Post and recipe contributed by Katrina Kairys.
Daikon. Even if you claim you haven’t heard of it, I bet you’ve eaten it before. Ever poked at the curly white stuff on the edge of your sushi plate? Maybe grabbed a piece or two unsure if you were eating the garnish? It turns out that it’s good to eat and especially good for you! A hundred grams will give you 36% of the daily recommended intake of vitamin C. When eaten raw, it has a slight peppery taste but it’s much milder than horseradish. You can eat it in a slaw or toss it into a stir-fry. During my (rather short) cooking career, I have managed to turn almost any vegetable into a chip: kale, zucchini, beets, sweet potato, squash and more. They’re great for when you’re craving something salty and crunchy. Thanks to veggie chips I can kiss Doritos goodbye!
Now for this recipe I don’t use any oil on the chips, just canola-based cooking spray. While some recipes call for a tablespoon or more of oil, I find that it makes the chips too soggy. Additionally, make sure you don’t salt the daikon beforehand. Ever study osmosis in grade school? As you probably know, salt draws out moisture so the daikon will shrink too much before you start cooking it. One twist I added to this recipe was wasabi powder. Typically the powder is used to make wasabi paste, another sushi staple. I sparingly sifted wasabi powder directly onto the chips to give them a hint of that wasabi “zing”. But fear not, these won’t leave you with a sniffling nose and watering eyes.

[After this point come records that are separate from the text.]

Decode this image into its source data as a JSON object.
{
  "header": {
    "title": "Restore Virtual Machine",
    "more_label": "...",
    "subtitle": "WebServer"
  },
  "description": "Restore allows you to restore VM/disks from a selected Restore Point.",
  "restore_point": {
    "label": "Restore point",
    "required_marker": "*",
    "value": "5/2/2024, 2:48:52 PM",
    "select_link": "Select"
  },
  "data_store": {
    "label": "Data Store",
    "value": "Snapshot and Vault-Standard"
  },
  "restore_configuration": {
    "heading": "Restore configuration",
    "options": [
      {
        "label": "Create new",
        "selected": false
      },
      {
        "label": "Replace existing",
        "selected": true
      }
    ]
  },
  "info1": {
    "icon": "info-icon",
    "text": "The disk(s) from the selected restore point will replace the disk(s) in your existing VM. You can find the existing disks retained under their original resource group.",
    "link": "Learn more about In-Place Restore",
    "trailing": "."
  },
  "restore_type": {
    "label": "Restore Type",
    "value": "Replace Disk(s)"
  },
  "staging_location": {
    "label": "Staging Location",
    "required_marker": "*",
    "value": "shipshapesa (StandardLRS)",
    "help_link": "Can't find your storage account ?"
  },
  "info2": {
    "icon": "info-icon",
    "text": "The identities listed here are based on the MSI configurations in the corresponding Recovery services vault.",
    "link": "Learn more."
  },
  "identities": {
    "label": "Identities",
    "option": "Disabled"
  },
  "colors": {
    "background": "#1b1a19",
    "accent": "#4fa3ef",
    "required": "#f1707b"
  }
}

Wasabi Daikon Chips
Prep time: 10 minutes
Cook time: 30 minutes
2 daikon radishes (oriental radish/white radish)
1 tsp wasabi powder
1 tsp salt
pinch of pepper
1. Preheat the oven to 375 and lightly spray a baking sheet with cooking spray.
2. Thinly slice the daikon using a knife or mandolin.
3. Lay the daikon slices on a plate and using a fine sifter, sift the wasabi evenly over them. (Since I didn’t have a fine enough sifter, I used my tea-steeping spoon and it worked perfectly.)
4. Place the chips on the baking sheet and cook for 15 minutes.
5. Take out the tray and lightly salt and pepper the chips. Then flip them over and bake them for another 15 minutes. (Watch them carefully, as thinner or smaller pieces can burn quickly).
"My interest in cooking began with a goal to eat healthy and use clean (and pronounceable) ingredients. After months of steamed veggies and chicken I got bored quickly. I started visiting Montreal's local markets and learned what a spice rack was. Montreal has turned me into foodie extraordinaire, and I now experiment with vegan, paleo, and gluten-free recipes that pack tons of flavour. Mind you, I'll add the occasional slice of butter or full-fat cheese to my recipes, but I'll warn you beforehand!" - Katrina